Pat was an idealistic individual who worked tirelessly, studied endlessly, and spoke out for what she believed in. At various times in life – invariably long before it was fashionable to do so – she was an advocate for civil rights, women’s rights, equal pay for women in the workplace, animal welfare, and environmental issues. She had a special affection for the downtrodden and disadvantaged, and would instinctively help any person or animal in need.
A major task to which she devoted countless hours throughout the last four decades of her life was to fight the pollution of our water supply with the toxic waste sodium fluoride (a waste product of the aluminum and fertilizer industries). Along with her comrades dedicated to a more pure, public water supply, she collected information from every available source, and shared it with fluoride-fighters the world over through the Fluoride Action Network (FAN). She was credited with helping many towns and cities in the United States and in countries overseas successfully resist the poisoning of their water supply and defeat the pushers of this toxic, carcinogenic waste “pollution-for-profit” scam which will be exposed as the greatest organized fraud in human history.
Pat was perhaps best known locally for her special affection for animals of all kinds. Throughout her life she kept many pets, and gained renown for her ability to nurse back to health baby birds, rodents, turtles, snakes, and virtually anything that found its way to her door. Generally speaking, if she could not release them back to the wild or find a home for a refugee, she gave them a loving home for life at her facility. In the 1960’s and 1970’s, as “fallout” from the pet industry, many caimans and occasionally an alligator would arrive. As with other species, Pat had phenomenal success with them, even having caimans reproduce at her home, hatching a litter of 15 in 1978.
She dubbed her home/art studio/animal sanctuary “Parrot Hill Croc Farm” and devoted her retirement almost entirely to her efforts to provide a loving home for her animal friends, primarily parrots and caimans. The lives of generations of neighbors and countless classes of schoolchildren were enriched as well by visits to her oasis of nature in the heart of the city. Known as “Miss Pat” in the neighborhood, (and as “The Alligator Lady” to the world at large) she welcomed every visitor, young or old. Her innumerable acts of kindness and compassion continually helped make the world a better place for people and creatures of every variety. A good friend once said that “God….and Pat, see every little sparrow when it falls.”
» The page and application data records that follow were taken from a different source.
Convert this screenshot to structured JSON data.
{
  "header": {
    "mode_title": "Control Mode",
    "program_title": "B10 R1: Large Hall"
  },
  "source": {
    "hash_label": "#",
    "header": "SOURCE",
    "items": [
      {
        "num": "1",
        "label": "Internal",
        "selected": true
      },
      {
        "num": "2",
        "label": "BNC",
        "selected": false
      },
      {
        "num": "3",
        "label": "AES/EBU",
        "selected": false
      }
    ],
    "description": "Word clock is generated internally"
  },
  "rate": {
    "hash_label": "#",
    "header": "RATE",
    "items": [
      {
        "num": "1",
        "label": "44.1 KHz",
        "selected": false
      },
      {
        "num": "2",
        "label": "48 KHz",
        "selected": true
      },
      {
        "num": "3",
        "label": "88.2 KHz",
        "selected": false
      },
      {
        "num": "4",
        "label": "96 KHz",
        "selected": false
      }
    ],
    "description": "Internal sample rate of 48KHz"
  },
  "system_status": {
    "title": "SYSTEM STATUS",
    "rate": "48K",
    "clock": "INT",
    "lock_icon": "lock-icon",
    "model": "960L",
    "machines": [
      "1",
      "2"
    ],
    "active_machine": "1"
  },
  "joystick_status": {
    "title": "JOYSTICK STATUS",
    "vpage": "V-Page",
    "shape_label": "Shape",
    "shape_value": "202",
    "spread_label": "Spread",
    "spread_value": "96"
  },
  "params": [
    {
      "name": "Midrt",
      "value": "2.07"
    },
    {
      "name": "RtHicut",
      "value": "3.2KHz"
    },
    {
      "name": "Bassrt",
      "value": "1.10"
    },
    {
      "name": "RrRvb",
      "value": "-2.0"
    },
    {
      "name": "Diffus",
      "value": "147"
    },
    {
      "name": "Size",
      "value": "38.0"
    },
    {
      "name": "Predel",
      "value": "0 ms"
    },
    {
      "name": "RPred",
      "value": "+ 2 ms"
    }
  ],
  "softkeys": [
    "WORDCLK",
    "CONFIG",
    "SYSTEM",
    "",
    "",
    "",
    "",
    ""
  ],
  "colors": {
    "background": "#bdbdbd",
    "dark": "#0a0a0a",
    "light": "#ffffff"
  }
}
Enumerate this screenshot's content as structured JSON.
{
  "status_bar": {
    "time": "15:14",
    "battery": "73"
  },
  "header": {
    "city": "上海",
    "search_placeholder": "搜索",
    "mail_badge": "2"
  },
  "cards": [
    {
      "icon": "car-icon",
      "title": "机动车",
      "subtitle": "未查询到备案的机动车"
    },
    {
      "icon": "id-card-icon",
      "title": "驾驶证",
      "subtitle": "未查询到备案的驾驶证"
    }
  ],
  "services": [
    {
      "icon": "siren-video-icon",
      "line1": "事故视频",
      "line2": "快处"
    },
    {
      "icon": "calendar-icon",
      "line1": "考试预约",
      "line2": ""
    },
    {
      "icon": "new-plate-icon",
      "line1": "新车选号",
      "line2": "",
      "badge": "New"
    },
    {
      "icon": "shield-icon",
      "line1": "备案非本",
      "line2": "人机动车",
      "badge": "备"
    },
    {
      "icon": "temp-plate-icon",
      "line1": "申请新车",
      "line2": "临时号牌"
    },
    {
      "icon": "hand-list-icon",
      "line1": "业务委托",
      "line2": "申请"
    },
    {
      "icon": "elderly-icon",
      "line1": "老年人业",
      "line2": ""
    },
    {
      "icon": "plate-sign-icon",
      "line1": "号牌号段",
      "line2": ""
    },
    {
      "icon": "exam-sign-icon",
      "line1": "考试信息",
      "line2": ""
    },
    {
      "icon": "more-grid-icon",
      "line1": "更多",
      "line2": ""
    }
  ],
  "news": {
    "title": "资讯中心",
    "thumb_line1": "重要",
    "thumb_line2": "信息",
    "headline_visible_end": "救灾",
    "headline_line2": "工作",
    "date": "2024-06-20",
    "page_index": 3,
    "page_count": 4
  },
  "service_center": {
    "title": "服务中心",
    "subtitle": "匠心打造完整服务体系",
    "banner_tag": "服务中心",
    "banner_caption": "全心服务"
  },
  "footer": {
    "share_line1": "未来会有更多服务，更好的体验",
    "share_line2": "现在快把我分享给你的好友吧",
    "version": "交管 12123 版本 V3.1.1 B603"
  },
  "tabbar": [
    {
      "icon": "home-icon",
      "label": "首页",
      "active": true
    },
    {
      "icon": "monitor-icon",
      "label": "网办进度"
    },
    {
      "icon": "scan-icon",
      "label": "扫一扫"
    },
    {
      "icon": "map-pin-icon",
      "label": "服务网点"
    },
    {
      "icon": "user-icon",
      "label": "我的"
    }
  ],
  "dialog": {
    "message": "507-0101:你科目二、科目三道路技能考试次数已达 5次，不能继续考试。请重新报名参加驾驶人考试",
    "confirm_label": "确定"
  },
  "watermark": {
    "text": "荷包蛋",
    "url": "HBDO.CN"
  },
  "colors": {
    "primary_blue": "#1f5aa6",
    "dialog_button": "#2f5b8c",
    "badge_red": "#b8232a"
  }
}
Besides a host of her faithful animal companions, in parting Pat leaves her dear little sister Frances (“Fritz”) Michelle (Nichols) Reitenauer and her husband Ronald of Yucca Valley, CA, two sons, Michael M. Jacobs and wife Dana of Kansas City, MO, their children and grandchildren, and Richard Weber and wife Linda of Mountainburg, AR, children and grandchildren, as well as her devoted helpers of recent years: Stacey Johner, Aletha Fulton, and Jereme Dillard.
She also leaves her dearest friends of many years, Mary Louise Hinton, Jean McCone, Elsie Morgan, Mary Ann Wilson, June and Bill Talley, Paul Connett, and John Pennell.
The family also wishes to thank the oncology nurses at Truman Medical Center West, Carol, Jeanie, Ida and Angelo, receptionist Marlo, and Kim at the Charlotte Street entrance and all the staff of TMC who, throughout the over three years of her treatment, were kind, thoughtful, courteous, and professional.
•• Michael Dolan can be contacted at <email@example.com>
•• The archives of The Fluoridation Review are available at: https://